In response to the SPP’s unique role, Ake said “Our [Nation Guard] service members have a broad level of expertise and experience from their civilian occupations that is value added to any mission- particularly in the HA/DR lines of effort.” 

One clear demonstration of the SPP’s potential can be drawn from Europe. Like SOFs, the National Guard had a consistent role through SPP in training with Ukrainian forces prior to the Russian invasion in 2022.

Enduring engagements are critical to understanding regional challenges and supporting military-to-military relations. In Thailand, U.S. Special Forces have close ties with SOF partners through more than 50 years of engagements; meanwhile, the 5th SFAB and the SPP have provided means for conventional units to establish consistency towards integrated assurance. Improving interoperability is done at the technical, operational, and human levels but must be in conjunction with integrated assurance and a shared understanding. Increased engagements can also lead to foreign military sales, ultimately feeding increased interoperability and diversified placement for certain equipment in the circumstance of denied logistics. 

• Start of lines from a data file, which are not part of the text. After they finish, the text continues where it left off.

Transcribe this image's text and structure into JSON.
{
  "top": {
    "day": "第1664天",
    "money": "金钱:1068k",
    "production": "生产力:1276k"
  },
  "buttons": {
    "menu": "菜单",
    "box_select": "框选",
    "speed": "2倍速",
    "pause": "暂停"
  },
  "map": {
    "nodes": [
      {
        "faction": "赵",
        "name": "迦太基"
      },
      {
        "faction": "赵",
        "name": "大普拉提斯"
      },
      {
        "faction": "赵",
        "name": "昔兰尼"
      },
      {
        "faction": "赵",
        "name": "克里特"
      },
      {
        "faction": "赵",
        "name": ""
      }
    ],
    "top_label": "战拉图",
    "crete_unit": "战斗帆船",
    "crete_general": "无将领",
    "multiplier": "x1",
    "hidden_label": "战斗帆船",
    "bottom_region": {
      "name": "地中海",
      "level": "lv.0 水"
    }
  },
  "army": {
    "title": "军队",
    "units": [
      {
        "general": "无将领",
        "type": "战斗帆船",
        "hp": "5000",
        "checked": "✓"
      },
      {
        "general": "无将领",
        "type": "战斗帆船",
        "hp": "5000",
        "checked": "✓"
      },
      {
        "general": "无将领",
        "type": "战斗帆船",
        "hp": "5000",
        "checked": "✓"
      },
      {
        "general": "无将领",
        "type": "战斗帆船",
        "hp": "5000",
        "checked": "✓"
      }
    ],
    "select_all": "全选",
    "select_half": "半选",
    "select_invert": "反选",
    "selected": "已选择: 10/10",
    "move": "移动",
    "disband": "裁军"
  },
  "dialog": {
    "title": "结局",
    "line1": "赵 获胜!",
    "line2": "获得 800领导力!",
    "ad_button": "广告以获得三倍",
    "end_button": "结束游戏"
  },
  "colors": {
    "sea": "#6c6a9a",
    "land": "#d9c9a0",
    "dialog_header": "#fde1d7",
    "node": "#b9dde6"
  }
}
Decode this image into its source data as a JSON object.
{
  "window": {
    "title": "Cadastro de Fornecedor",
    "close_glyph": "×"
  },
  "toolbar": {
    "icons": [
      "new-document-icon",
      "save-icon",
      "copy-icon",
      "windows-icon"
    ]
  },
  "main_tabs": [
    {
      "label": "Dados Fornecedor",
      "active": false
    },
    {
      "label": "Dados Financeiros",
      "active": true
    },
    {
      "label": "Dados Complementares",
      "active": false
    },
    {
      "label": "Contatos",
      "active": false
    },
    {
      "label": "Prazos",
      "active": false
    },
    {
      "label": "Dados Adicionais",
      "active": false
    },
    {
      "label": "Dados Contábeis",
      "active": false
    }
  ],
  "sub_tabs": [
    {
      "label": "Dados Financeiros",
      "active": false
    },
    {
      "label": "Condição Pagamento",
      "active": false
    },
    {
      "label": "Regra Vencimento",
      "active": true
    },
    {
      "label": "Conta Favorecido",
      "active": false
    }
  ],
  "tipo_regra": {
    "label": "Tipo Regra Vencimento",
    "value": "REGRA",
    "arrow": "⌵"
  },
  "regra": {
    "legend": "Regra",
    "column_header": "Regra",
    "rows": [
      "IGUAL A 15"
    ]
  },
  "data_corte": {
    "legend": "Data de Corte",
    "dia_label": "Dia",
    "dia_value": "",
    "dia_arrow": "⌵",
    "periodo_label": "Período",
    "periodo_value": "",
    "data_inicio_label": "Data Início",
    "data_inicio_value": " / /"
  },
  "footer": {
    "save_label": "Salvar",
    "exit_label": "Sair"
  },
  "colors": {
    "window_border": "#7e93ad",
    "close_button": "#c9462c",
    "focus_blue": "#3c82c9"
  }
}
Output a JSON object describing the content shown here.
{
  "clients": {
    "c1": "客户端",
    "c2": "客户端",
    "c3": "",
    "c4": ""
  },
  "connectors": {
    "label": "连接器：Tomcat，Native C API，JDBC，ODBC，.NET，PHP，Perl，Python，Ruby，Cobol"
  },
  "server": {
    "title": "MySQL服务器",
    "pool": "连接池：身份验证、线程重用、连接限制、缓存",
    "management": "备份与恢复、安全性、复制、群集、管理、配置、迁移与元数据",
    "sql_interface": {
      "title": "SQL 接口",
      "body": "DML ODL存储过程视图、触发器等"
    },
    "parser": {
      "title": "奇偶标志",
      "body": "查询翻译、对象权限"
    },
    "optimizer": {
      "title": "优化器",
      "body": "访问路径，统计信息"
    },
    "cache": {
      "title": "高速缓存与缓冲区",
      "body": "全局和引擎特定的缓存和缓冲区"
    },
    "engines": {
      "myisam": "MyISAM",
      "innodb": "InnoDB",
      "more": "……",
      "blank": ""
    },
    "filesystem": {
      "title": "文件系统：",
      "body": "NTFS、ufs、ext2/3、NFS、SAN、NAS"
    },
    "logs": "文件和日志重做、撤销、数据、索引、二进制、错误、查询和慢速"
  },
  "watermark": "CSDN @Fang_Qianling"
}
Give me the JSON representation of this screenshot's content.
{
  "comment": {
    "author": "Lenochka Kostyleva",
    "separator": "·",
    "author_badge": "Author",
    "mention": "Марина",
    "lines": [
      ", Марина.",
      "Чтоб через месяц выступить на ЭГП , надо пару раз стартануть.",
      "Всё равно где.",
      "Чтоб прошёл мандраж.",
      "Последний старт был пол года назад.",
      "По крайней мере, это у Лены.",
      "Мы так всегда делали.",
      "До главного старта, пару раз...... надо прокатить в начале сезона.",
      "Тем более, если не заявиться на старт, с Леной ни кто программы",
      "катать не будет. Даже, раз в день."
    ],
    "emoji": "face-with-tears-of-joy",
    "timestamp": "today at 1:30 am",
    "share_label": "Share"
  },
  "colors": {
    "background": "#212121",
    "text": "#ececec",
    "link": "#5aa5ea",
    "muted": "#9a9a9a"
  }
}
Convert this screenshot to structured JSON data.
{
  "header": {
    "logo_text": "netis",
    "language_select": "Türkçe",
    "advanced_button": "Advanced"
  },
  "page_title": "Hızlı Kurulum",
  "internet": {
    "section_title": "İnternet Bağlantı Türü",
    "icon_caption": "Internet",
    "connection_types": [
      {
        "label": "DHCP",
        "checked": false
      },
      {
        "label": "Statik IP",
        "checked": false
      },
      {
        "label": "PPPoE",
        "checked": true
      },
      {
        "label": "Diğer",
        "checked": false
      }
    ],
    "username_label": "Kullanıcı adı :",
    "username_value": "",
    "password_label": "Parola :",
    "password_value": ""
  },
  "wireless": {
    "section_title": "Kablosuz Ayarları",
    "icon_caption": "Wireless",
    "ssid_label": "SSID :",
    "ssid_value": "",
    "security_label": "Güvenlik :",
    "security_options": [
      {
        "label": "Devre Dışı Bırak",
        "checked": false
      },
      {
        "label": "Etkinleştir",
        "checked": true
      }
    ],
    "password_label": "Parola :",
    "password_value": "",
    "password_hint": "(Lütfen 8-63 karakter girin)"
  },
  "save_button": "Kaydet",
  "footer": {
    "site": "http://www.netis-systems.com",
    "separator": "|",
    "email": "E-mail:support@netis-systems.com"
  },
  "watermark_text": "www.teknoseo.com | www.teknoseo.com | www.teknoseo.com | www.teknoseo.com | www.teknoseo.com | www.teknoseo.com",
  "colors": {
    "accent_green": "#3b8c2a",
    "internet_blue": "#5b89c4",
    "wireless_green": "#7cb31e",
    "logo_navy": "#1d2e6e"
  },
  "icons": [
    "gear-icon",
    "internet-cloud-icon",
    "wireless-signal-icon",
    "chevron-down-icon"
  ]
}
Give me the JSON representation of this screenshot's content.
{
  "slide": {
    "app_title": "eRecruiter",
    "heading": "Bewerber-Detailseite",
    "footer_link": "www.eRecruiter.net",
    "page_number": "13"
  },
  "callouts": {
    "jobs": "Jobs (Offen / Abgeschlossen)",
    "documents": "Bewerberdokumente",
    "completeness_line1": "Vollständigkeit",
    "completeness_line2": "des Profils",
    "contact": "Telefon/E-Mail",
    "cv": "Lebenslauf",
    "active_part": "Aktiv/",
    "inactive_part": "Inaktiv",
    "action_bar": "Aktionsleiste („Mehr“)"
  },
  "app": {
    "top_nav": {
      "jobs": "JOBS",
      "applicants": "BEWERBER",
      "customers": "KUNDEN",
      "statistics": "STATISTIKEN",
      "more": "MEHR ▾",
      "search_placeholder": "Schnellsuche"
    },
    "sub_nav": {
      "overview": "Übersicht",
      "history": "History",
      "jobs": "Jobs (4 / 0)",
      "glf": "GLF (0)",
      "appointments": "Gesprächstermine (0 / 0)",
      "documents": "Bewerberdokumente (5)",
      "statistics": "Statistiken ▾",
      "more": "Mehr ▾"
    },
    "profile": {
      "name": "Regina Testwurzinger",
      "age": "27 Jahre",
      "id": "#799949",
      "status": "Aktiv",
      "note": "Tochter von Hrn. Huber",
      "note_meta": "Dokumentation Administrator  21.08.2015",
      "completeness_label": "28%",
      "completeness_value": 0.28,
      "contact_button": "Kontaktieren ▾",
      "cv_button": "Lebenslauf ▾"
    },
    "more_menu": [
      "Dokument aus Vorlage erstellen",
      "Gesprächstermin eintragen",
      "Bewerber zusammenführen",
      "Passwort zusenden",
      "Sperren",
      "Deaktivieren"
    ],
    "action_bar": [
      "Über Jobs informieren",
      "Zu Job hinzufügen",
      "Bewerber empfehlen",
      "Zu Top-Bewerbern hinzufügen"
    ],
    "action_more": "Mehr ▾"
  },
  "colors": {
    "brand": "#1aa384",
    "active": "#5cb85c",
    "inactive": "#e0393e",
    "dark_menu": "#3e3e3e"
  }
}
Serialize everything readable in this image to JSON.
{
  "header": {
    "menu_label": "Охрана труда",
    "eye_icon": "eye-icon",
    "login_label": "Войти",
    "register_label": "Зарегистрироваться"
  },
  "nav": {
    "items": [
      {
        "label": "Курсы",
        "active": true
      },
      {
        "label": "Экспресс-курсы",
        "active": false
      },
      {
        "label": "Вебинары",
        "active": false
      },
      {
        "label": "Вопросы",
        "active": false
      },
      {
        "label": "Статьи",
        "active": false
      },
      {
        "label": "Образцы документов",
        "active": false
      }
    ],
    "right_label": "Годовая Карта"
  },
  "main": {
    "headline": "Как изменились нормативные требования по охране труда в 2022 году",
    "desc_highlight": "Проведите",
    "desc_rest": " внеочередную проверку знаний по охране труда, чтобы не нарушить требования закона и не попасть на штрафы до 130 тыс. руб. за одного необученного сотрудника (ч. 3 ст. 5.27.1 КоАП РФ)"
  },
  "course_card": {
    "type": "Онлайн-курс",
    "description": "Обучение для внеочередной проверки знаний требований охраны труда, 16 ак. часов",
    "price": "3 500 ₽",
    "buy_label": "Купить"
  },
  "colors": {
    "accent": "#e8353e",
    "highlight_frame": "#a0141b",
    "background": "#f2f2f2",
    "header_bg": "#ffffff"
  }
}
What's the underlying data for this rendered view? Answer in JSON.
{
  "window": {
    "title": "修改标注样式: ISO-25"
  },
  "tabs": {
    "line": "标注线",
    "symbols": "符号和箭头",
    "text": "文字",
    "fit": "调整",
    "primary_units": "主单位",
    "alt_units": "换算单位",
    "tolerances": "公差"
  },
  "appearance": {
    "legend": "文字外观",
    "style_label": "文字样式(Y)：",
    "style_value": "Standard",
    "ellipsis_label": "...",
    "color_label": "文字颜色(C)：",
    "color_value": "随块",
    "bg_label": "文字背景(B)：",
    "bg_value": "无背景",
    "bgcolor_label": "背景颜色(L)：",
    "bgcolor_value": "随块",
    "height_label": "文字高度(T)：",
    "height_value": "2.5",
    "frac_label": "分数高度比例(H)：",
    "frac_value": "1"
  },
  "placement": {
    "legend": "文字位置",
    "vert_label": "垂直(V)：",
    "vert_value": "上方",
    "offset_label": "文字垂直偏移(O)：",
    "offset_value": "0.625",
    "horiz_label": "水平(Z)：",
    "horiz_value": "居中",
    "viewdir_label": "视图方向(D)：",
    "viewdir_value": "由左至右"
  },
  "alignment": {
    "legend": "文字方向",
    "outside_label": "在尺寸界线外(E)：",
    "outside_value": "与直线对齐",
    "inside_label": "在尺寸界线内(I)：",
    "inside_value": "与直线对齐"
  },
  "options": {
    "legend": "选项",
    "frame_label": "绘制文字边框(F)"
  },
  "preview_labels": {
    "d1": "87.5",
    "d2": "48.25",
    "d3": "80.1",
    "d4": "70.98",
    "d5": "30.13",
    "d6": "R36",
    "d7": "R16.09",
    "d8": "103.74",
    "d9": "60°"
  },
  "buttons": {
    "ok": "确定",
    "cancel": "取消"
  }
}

Exercise Cobra Gold provides a platform for regional partners to build military cooperation and interoperability to foster integrated assurance. The United States utilizes combined exercises and enduring engagements as key components to campaigning within the Indo-Pacific. Integrated assurance provides credibility, commitment and resolve to partners and allies, directly tying into the ability to build cohesive coalitions that effectively deter. Constant campaigning through the Indo-Pacific at joint and multinational levels facilitates constant partner touchpoints along with units that maintain a persistent presence with host nations. While tactical in nature, each engagement over time builds generational trust and equity, and brings regional partners to the table that share larger strategic aims.

The views expressed are those of the authors and do not reflect the official position of the Naval Postgraduate School, Department of the Army, or Department of Defense. 

Guest Author

Xavier Brunson

Lt.-Gen. Xavier Brunson is the commanding general of I Corps and Joint Base Lewis-McChord, Washington. Previously, he commanded the 7th Infantry Division, Joint Base Lewis-McChord. He entered active duty in 1990 and has commanded at multiple levels in both conventional and special operations forces in combat. He holds two master’s degrees, one in human resources development and the other in national security and policy.

Guest Author

Cody Chick

Maj. Cody Chick is a Major in the United States Army and a graduate from The Citadel with a Bachelor of Arts in Political Science.  He is currently a candidate for a MS degree in Defense Analysis at the Naval Postgraduate School.